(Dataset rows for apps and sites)
--------------------------------
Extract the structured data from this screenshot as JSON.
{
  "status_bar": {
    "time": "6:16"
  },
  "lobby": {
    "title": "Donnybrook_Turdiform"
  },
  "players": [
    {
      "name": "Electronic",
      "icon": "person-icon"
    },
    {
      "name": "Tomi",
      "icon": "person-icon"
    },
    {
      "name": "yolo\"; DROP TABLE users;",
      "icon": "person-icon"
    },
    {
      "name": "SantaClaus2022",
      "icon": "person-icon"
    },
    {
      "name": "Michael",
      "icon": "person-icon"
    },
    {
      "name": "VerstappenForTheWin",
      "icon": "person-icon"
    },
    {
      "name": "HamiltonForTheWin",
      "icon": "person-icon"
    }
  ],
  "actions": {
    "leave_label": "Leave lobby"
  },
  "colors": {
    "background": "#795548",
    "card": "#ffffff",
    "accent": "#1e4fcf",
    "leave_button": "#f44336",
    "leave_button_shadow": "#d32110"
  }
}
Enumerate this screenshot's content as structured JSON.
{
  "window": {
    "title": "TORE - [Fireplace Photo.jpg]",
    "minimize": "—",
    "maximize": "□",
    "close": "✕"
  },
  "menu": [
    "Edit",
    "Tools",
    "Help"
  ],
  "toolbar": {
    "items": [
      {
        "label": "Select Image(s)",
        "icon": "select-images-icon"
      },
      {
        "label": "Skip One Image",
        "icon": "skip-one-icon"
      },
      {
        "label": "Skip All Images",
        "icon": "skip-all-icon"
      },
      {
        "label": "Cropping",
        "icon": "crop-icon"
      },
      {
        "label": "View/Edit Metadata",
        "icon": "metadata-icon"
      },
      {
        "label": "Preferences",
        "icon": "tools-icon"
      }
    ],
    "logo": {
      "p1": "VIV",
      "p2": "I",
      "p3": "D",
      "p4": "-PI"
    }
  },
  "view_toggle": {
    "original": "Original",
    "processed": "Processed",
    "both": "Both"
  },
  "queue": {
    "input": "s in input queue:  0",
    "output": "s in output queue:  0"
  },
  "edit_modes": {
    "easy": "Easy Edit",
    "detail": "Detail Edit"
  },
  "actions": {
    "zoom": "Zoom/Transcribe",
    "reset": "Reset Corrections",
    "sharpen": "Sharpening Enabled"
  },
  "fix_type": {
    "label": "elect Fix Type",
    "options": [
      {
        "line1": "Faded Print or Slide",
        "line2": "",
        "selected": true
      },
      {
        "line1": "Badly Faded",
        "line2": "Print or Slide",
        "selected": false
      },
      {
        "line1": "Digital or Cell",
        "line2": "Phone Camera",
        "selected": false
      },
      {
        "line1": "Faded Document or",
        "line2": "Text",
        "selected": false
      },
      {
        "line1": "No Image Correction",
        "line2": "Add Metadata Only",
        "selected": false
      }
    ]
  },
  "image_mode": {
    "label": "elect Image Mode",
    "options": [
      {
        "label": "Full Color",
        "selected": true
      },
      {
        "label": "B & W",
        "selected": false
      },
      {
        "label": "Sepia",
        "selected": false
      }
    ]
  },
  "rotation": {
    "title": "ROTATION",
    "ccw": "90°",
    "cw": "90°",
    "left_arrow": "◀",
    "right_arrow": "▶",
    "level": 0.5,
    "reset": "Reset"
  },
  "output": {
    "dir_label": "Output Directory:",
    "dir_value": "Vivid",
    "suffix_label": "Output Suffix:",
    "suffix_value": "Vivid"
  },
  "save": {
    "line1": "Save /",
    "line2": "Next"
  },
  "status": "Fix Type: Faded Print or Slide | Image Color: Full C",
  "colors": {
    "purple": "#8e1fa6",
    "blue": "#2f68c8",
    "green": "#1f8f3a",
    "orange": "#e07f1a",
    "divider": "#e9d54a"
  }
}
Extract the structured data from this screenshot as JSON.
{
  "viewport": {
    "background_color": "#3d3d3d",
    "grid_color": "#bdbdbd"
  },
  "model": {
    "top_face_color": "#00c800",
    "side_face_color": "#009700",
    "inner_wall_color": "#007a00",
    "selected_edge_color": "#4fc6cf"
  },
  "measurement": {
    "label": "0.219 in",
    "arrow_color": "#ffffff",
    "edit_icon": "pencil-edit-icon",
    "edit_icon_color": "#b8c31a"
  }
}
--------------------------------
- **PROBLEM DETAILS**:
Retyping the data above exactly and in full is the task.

- **ANSWER SECTION**:
Extract the structured data from this screenshot as JSON.
{
  "status_bar": {
    "time": "6:16"
  },
  "lobby": {
    "title": "Donnybrook_Turdiform"
  },
  "players": [
    {
      "name": "Electronic",
      "icon": "person-icon"
    },
    {
      "name": "Tomi",
      "icon": "person-icon"
    },
    {
      "name": "yolo\"; DROP TABLE users;",
      "icon": "person-icon"
    },
    {
      "name": "SantaClaus2022",
      "icon": "person-icon"
    },
    {
      "name": "Michael",
      "icon": "person-icon"
    },
    {
      "name": "VerstappenForTheWin",
      "icon": "person-icon"
    },
    {
      "name": "HamiltonForTheWin",
      "icon": "person-icon"
    }
  ],
  "actions": {
    "leave_label": "Leave lobby"
  },
  "colors": {
    "background": "#795548",
    "card": "#ffffff",
    "accent": "#1e4fcf",
    "leave_button": "#f44336",
    "leave_button_shadow": "#d32110"
  }
}
Enumerate this screenshot's content as structured JSON.
{
  "window": {
    "title": "TORE - [Fireplace Photo.jpg]",
    "minimize": "—",
    "maximize": "□",
    "close": "✕"
  },
  "menu": [
    "Edit",
    "Tools",
    "Help"
  ],
  "toolbar": {
    "items": [
      {
        "label": "Select Image(s)",
        "icon": "select-images-icon"
      },
      {
        "label": "Skip One Image",
        "icon": "skip-one-icon"
      },
      {
        "label": "Skip All Images",
        "icon": "skip-all-icon"
      },
      {
        "label": "Cropping",
        "icon": "crop-icon"
      },
      {
        "label": "View/Edit Metadata",
        "icon": "metadata-icon"
      },
      {
        "label": "Preferences",
        "icon": "tools-icon"
      }
    ],
    "logo": {
      "p1": "VIV",
      "p2": "I",
      "p3": "D",
      "p4": "-PI"
    }
  },
  "view_toggle": {
    "original": "Original",
    "processed": "Processed",
    "both": "Both"
  },
  "queue": {
    "input": "s in input queue:  0",
    "output": "s in output queue:  0"
  },
  "edit_modes": {
    "easy": "Easy Edit",
    "detail": "Detail Edit"
  },
  "actions": {
    "zoom": "Zoom/Transcribe",
    "reset": "Reset Corrections",
    "sharpen": "Sharpening Enabled"
  },
  "fix_type": {
    "label": "elect Fix Type",
    "options": [
      {
        "line1": "Faded Print or Slide",
        "line2": "",
        "selected": true
      },
      {
        "line1": "Badly Faded",
        "line2": "Print or Slide",
        "selected": false
      },
      {
        "line1": "Digital or Cell",
        "line2": "Phone Camera",
        "selected": false
      },
      {
        "line1": "Faded Document or",
        "line2": "Text",
        "selected": false
      },
      {
        "line1": "No Image Correction",
        "line2": "Add Metadata Only",
        "selected": false
      }
    ]
  },
  "image_mode": {
    "label": "elect Image Mode",
    "options": [
      {
        "label": "Full Color",
        "selected": true
      },
      {
        "label": "B & W",
        "selected": false
      },
      {
        "label": "Sepia",
        "selected": false
      }
    ]
  },
  "rotation": {
    "title": "ROTATION",
    "ccw": "90°",
    "cw": "90°",
    "left_arrow": "◀",
    "right_arrow": "▶",
    "level": 0.5,
    "reset": "Reset"
  },
  "output": {
    "dir_label": "Output Directory:",
    "dir_value": "Vivid",
    "suffix_label": "Output Suffix:",
    "suffix_value": "Vivid"
  },
  "save": {
    "line1": "Save /",
    "line2": "Next"
  },
  "status": "Fix Type: Faded Print or Slide | Image Color: Full C",
  "colors": {
    "purple": "#8e1fa6",
    "blue": "#2f68c8",
    "green": "#1f8f3a",
    "orange": "#e07f1a",
    "divider": "#e9d54a"
  }
}
Extract the structured data from this screenshot as JSON.
{
  "viewport": {
    "background_color": "#3d3d3d",
    "grid_color": "#bdbdbd"
  },
  "model": {
    "top_face_color": "#00c800",
    "side_face_color": "#009700",
    "inner_wall_color": "#007a00",
    "selected_edge_color": "#4fc6cf"
  },
  "measurement": {
    "label": "0.219 in",
    "arrow_color": "#ffffff",
    "edit_icon": "pencil-edit-icon",
    "edit_icon_color": "#b8c31a"
  }
}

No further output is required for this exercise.